* PROBLEM STATEMENT: Across the whole listing, copy out every line that includes the string "element".
▬▬▬
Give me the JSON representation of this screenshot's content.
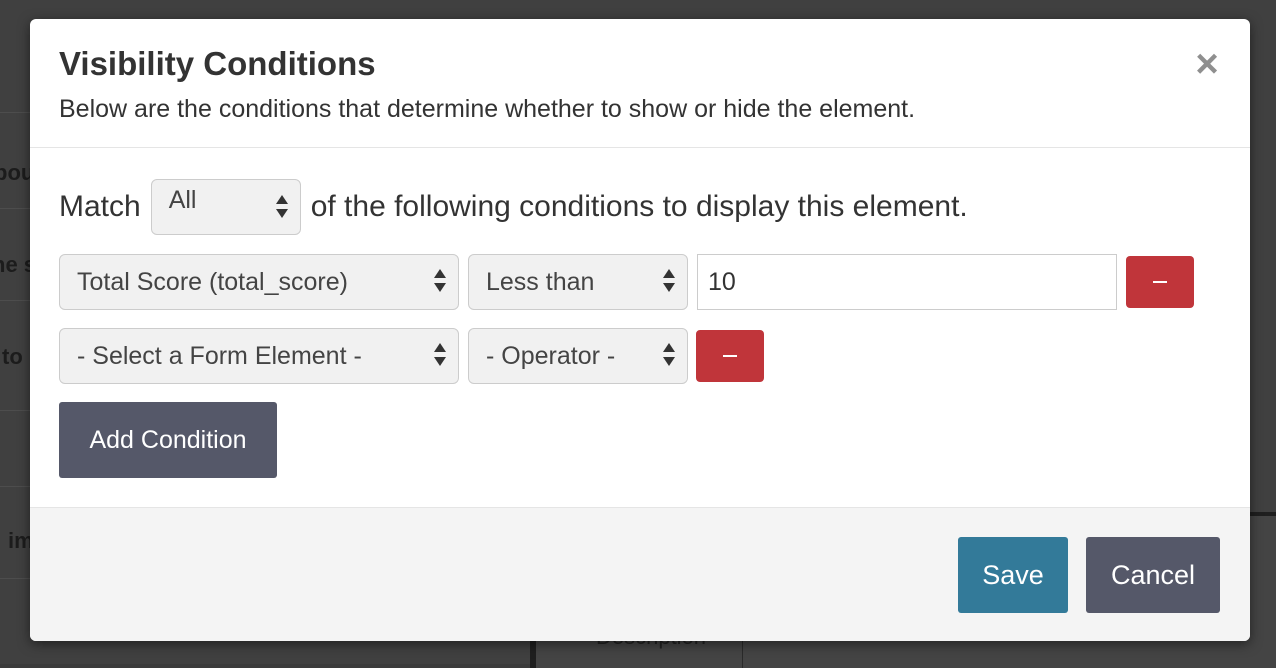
{
  "background": {
    "fragments": [
      "bou",
      "ne s",
      "to",
      "im"
    ],
    "right_cell": "Description"
  },
  "modal": {
    "title": "Visibility Conditions",
    "subtitle": "Below are the conditions that determine whether to show or hide the element.",
    "close_icon": "×"
  },
  "match": {
    "prefix": "Match",
    "selected": "All",
    "suffix": "of the following conditions to display this element."
  },
  "conditions": [
    {
      "element": "Total Score (total_score)",
      "operator": "Less than",
      "value": "10"
    },
    {
      "element": "- Select a Form Element -",
      "operator": "- Operator -"
    }
  ],
  "buttons": {
    "add_condition": "Add Condition",
    "save": "Save",
    "cancel": "Cancel"
  },
  "colors": {
    "danger": "#c0353a",
    "primary": "#337a99",
    "secondary": "#555869"
  }
}
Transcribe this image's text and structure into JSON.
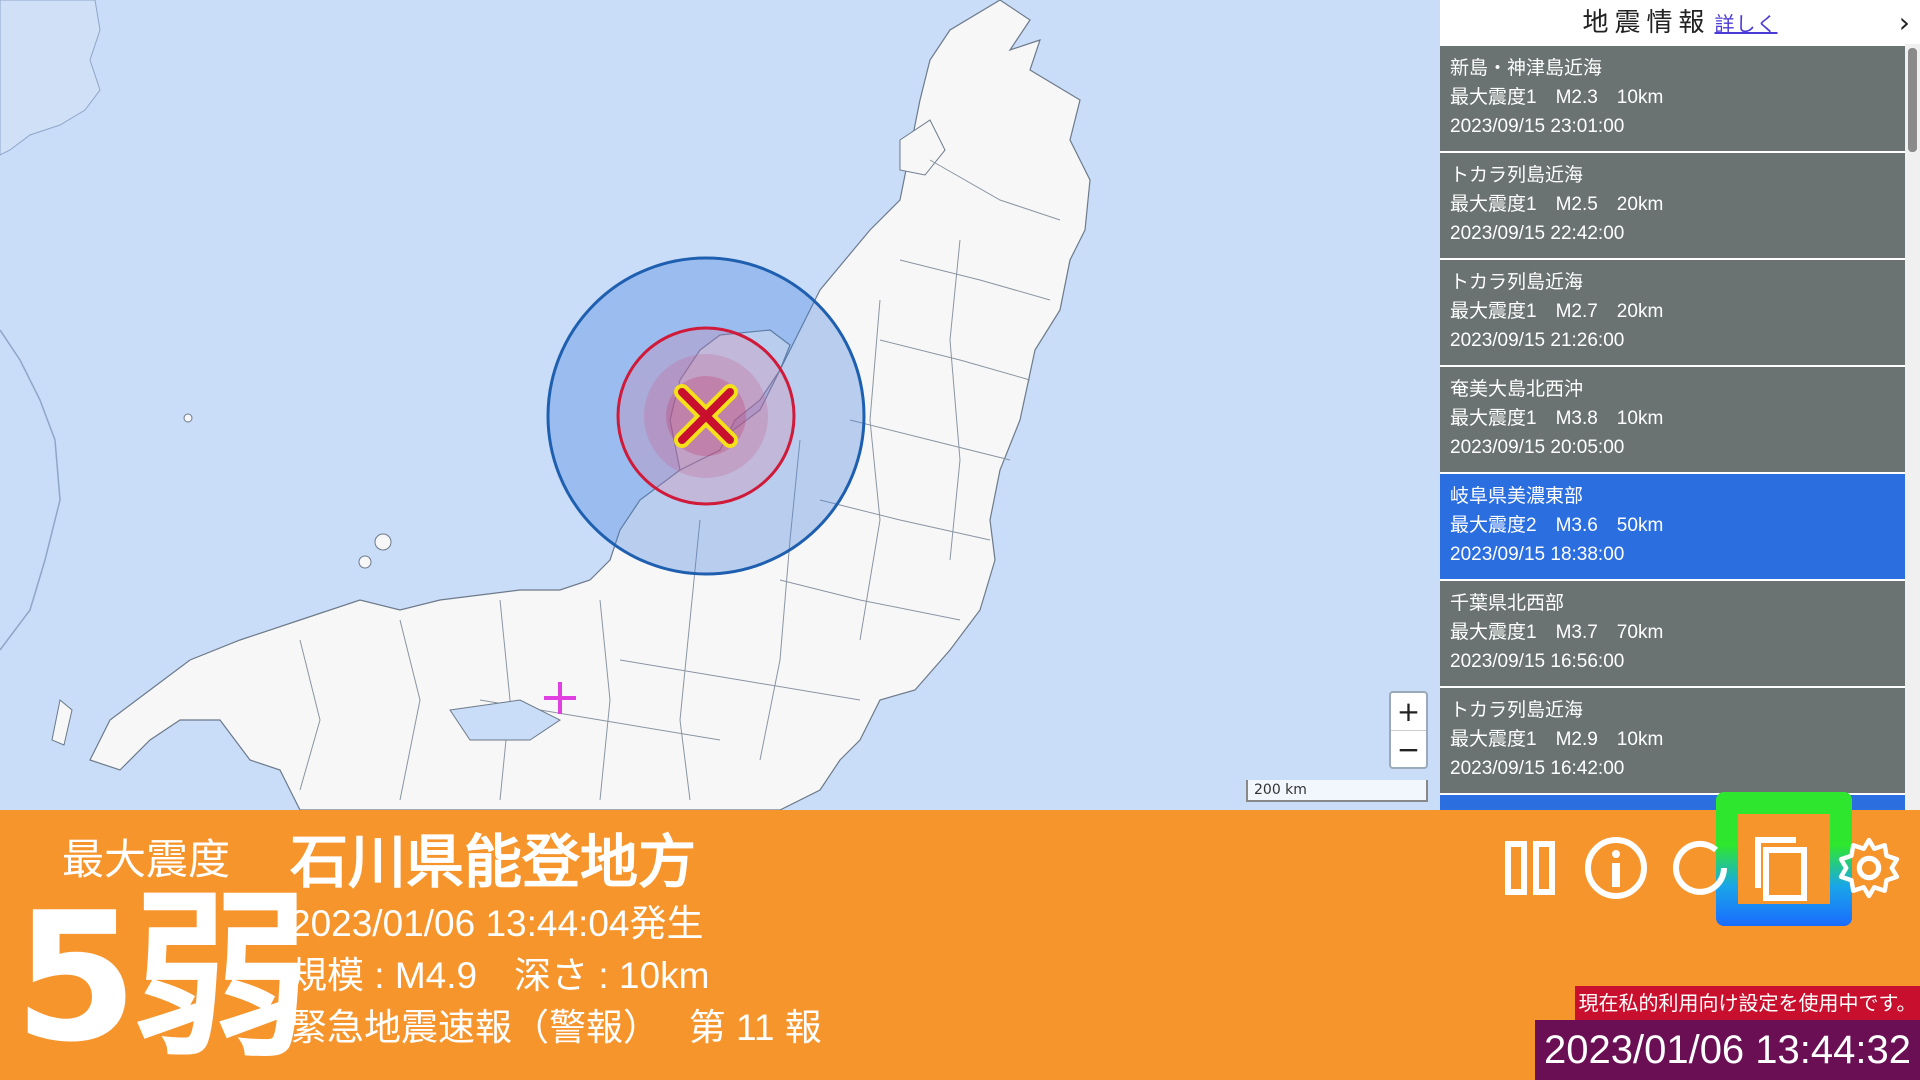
{
  "sidebar": {
    "title": "地震情報",
    "more_link": "詳しく",
    "chevron": "›",
    "items": [
      {
        "place": "新島・神津島近海",
        "detail": "最大震度1　M2.3　10km",
        "time": "2023/09/15 23:01:00",
        "selected": false
      },
      {
        "place": "トカラ列島近海",
        "detail": "最大震度1　M2.5　20km",
        "time": "2023/09/15 22:42:00",
        "selected": false
      },
      {
        "place": "トカラ列島近海",
        "detail": "最大震度1　M2.7　20km",
        "time": "2023/09/15 21:26:00",
        "selected": false
      },
      {
        "place": "奄美大島北西沖",
        "detail": "最大震度1　M3.8　10km",
        "time": "2023/09/15 20:05:00",
        "selected": false
      },
      {
        "place": "岐阜県美濃東部",
        "detail": "最大震度2　M3.6　50km",
        "time": "2023/09/15 18:38:00",
        "selected": true
      },
      {
        "place": "千葉県北西部",
        "detail": "最大震度1　M3.7　70km",
        "time": "2023/09/15 16:56:00",
        "selected": false
      },
      {
        "place": "トカラ列島近海",
        "detail": "最大震度1　M2.9　10km",
        "time": "2023/09/15 16:42:00",
        "selected": false
      }
    ]
  },
  "map": {
    "zoom_in": "+",
    "zoom_out": "−",
    "scale_label": "200 km"
  },
  "panel": {
    "max_intensity_label": "最大震度",
    "max_intensity_value": "5弱",
    "region": "石川県能登地方",
    "occurred": "2023/01/06 13:44:04発生",
    "scale_depth": "規模 : M4.9　深さ : 10km",
    "report": "緊急地震速報（警報）　 第 11 報",
    "notice": "現在私的利用向け設定を使用中です。",
    "clock": "2023/01/06 13:44:32"
  },
  "icons": [
    "pause-icon",
    "info-icon",
    "refresh-icon",
    "copy-icon",
    "gear-icon"
  ],
  "colors": {
    "panel": "#f7952d",
    "sea": "#c9dcf8",
    "list_item": "#6a7372",
    "list_selected": "#2b6ee0",
    "notice": "#c8102e",
    "clock_bg": "#6b0f55",
    "p_wave": "#1f5fb0",
    "s_wave": "#d01a3a"
  }
}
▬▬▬
* YOUR RESPONSE:
    "subtitle": "Below are the conditions that determine whether to show or hide the element.",
    "suffix": "of the following conditions to display this element."
      "element": "Total Score (total_score)",
      "element": "- Select a Form Element -",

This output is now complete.